It makes sense that people have now chosen to use sites like Fansly who are open about how sex workers make up most of their profit. However, OnlyFans is known almost exclusively for its sexual content, and many feel that a ban on this sort of content leaves those who popularised the site high and dry.



With so many creators joining alternative services, it’s no wonder that OnlyFans quickly reversed their decision and instead announced that the ban would be ‘suspended’ until further notice. For a lot of creators, however, this did not bring about a great deal of comfort. First of all, the declaration that the ban would be ‘suspended’ and not scrapped completely left many creators unsure as to what that meant for the future of sexual content on OnlyFans - would they still be banning it at some point? If so, when? How much time would sex workers have to prepare if the ban were to be announced again in the future?


Secondly, what is stopping other companies from doing the same? Fansly seems to be encouraging of sex workers, but OnlyFans is following in the footsteps of Patreon, a subscription service that banned sexual content in 2017 despite previously being very open about backing sex workers in their projects.


Many creators are therefore understandably distrustful of the (temporary?) decision to not ban sexual content. Not only because it seems OnlyFans may reannounce the ban at any moment, but also because this decision has shown how readily the company was willing to stop supporting sex workers. Them going back on the decision only came after a great amount of backlash, and it is apparent that their reasoning for reversing the decision was based less on a desire to support sex workers and more on the fact that they soon realised that to do so would be to drive away their main source of profit.



Many creators are now facing a difficult decision. Do they return to OnlyFans, a site that was ready to dismiss sex workers at the drop of a hat and could possibly do it again at any time? Or do they move to a different site, where they will have to rebuild their audiences and run the same risk of the site deciding at any time that sexual content will be banned?


Sex workers have built these companies their reputations and a majority of their profits, whilst in return having what they thought to be a safe space for them to have full control over their own work and content.
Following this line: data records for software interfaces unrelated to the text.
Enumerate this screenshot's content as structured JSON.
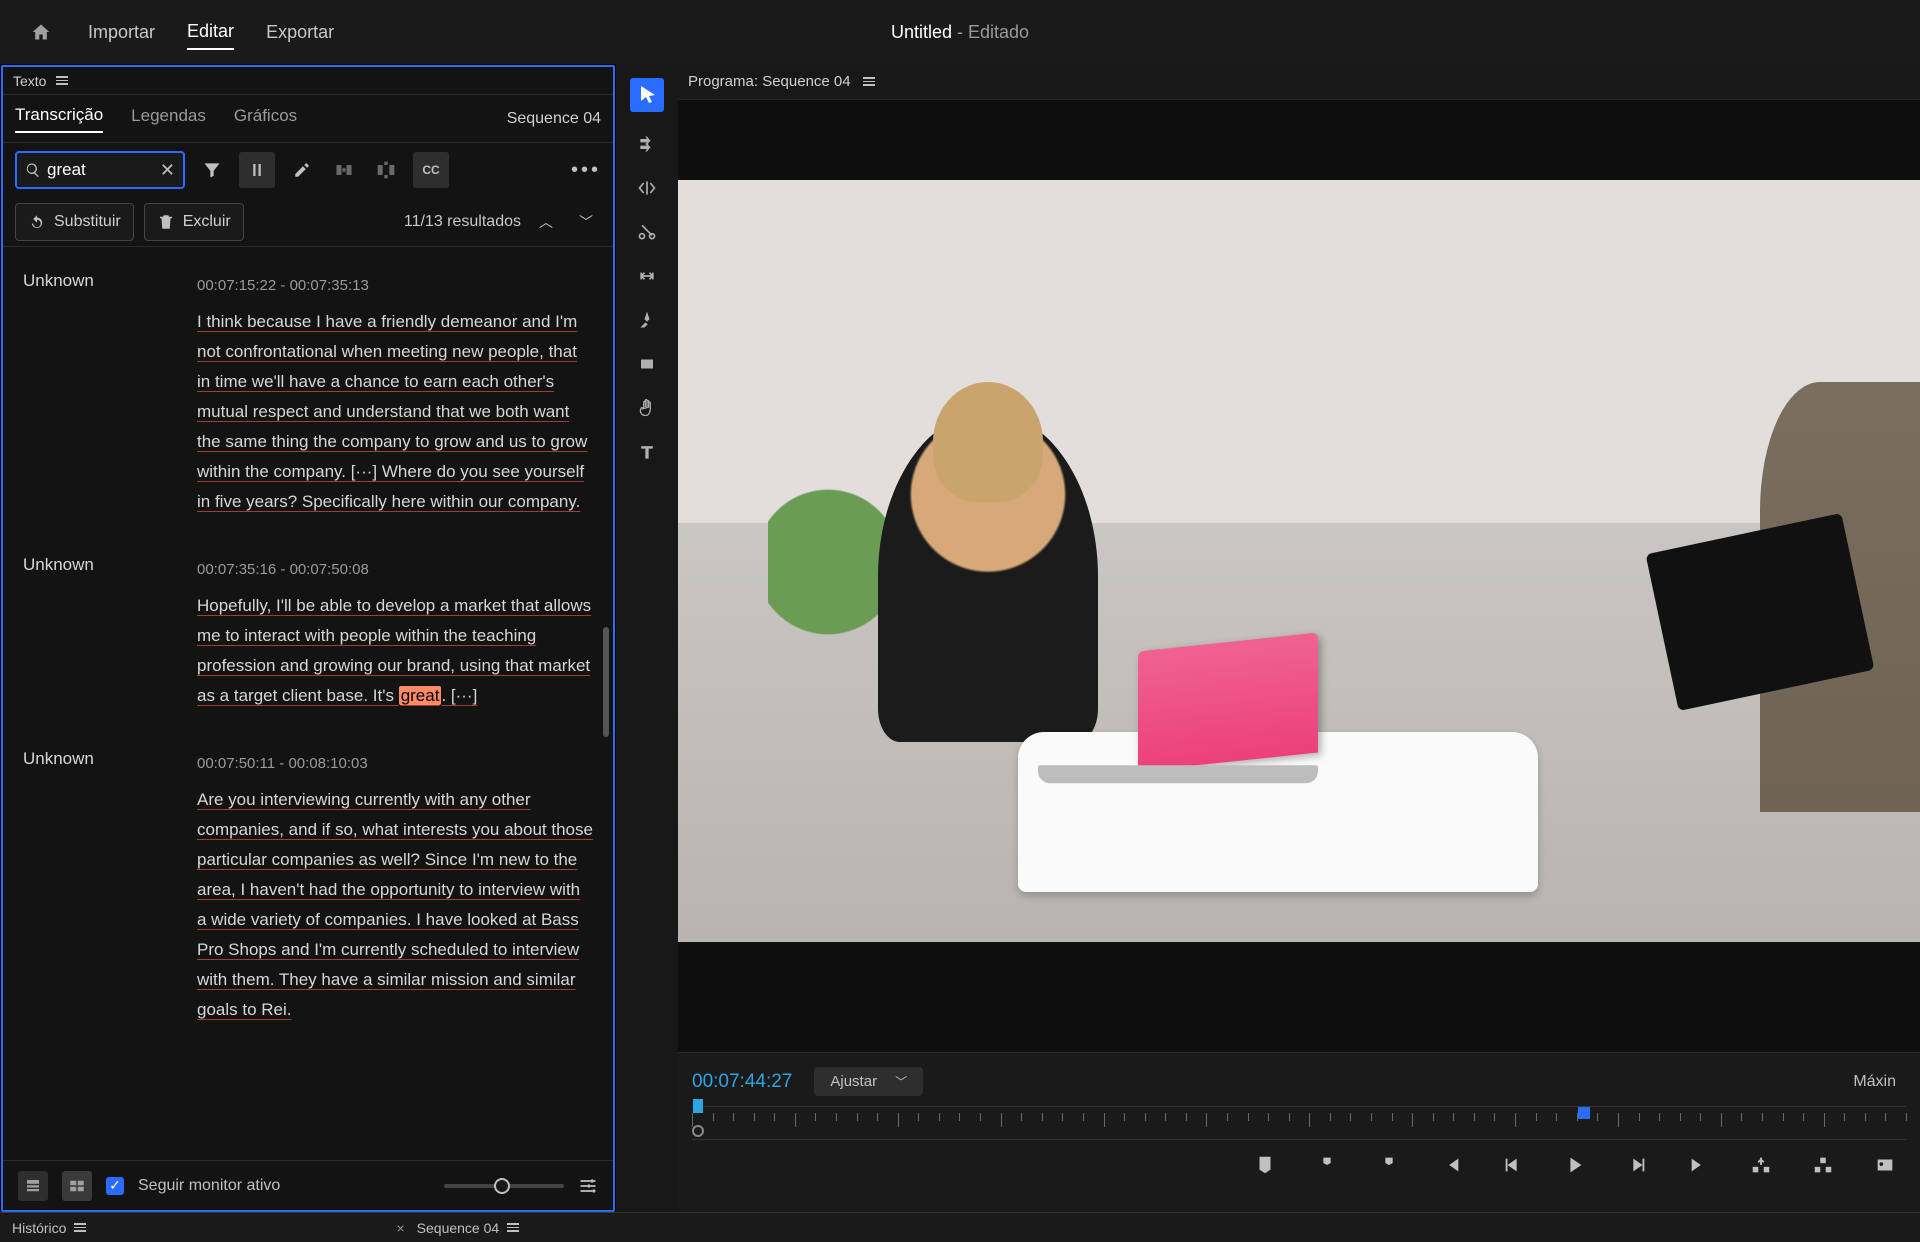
{
  "header": {
    "tabs": {
      "import": "Importar",
      "edit": "Editar",
      "export": "Exportar"
    },
    "title": "Untitled",
    "title_suffix": " - Editado"
  },
  "text_panel": {
    "panel_label": "Texto",
    "tabs": {
      "transcription": "Transcrição",
      "captions": "Legendas",
      "graphics": "Gráficos"
    },
    "sequence_label": "Sequence 04",
    "search_value": "great",
    "replace_label": "Substituir",
    "delete_label": "Excluir",
    "results_label": "11/13 resultados",
    "follow_label": "Seguir monitor ativo",
    "segments": [
      {
        "speaker": "Unknown",
        "timecode": "00:07:15:22 - 00:07:35:13",
        "text": "I think because I have a friendly demeanor and I'm not confrontational when meeting new people, that in time we'll have a chance to earn each other's mutual respect and understand that we both want the same thing the company to grow and us to grow within the company. [···] Where do you see yourself in five years? Specifically here within our company."
      },
      {
        "speaker": "Unknown",
        "timecode": "00:07:35:16 - 00:07:50:08",
        "text_pre": "Hopefully, I'll be able to develop a market that allows me to interact with people within the teaching profession and growing our brand, using that market as a target client base. It's ",
        "highlight": "great",
        "text_post": ". [···]"
      },
      {
        "speaker": "Unknown",
        "timecode": "00:07:50:11 - 00:08:10:03",
        "text": "Are you interviewing currently with any other companies, and if so, what interests you about those particular companies as well? Since I'm new to the area, I haven't had the opportunity to interview with a wide variety of companies. I have looked at Bass Pro Shops and I'm currently scheduled to interview with them. They have a similar mission and similar goals to Rei."
      }
    ]
  },
  "program_monitor": {
    "label": "Programa: Sequence 04",
    "timecode": "00:07:44:27",
    "fit_label": "Ajustar",
    "max_label": "Máxin"
  },
  "bottom_tabs": {
    "history": "Histórico",
    "sequence": "Sequence 04"
  }
}
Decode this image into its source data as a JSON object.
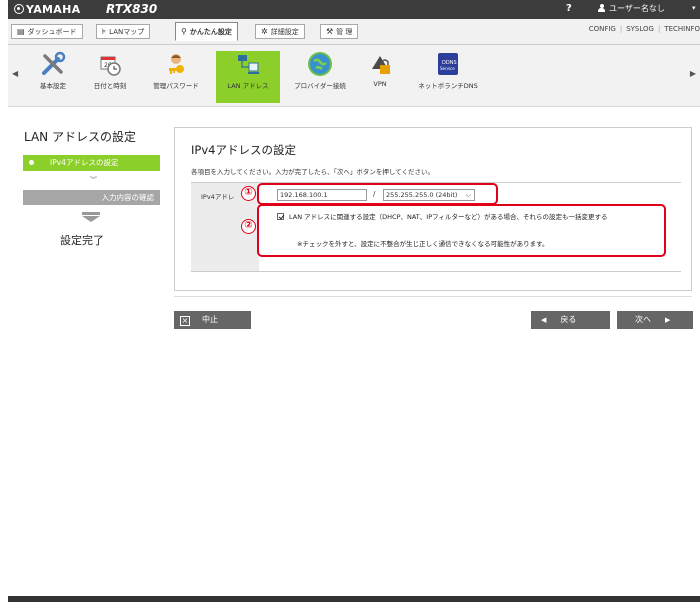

For companies like OnlyFans and Patreon to then turn around and ban sexual content, sex workers are put at risk, especially more vulnerable sex workers who were involved in more dangerous forms of sex work before moving to online content creation. The decision to ban sexual content on OnlyFans, despite being primarily what it is known and used for, has also revealed some truths about how sex workers are viewed and treated by society. If OnlyFans had a reputation for any other form of content, like art or even non-sexual modelling, this wouldn’t even be an argument. However, because it is sex work, it is treated as less professional; if any other demographic of content creators were banned from the app - imagine, for instance, musicians losing their platform, with their careers and livelihoods put at risk, everyone would be outraged.


OnlyFans claim it is because of the banks that they had to make the decision to ban sexual content. This only goes to show how sex work is still not seen by many as ‘real’ work. Sites like OnlyFans have given sex workers more freedom over their own lives when historically they have been a vulnerable demographic. To make the decision to ban sexual content from a site that has provided a safety net for these creators shows that whoever made the decision - whether it be the banks or OnlyFans themselves, cares little for the safety and wellbeing of sex workers.


There is a silver lining though. Despite the reversal on the decision to ban sexual content being untrustworthy, the sudden change in heart didn’t come out of the blue. It came about after immense backlash - not just from sex workers, and not just from their clients, but from thousands of people who believed the ban to be unfair. The future of online sex work is uncertain, but there seem to be plenty of supporters who will be looking out for the wellbeing of content creators who were snubbed by OnlyFans.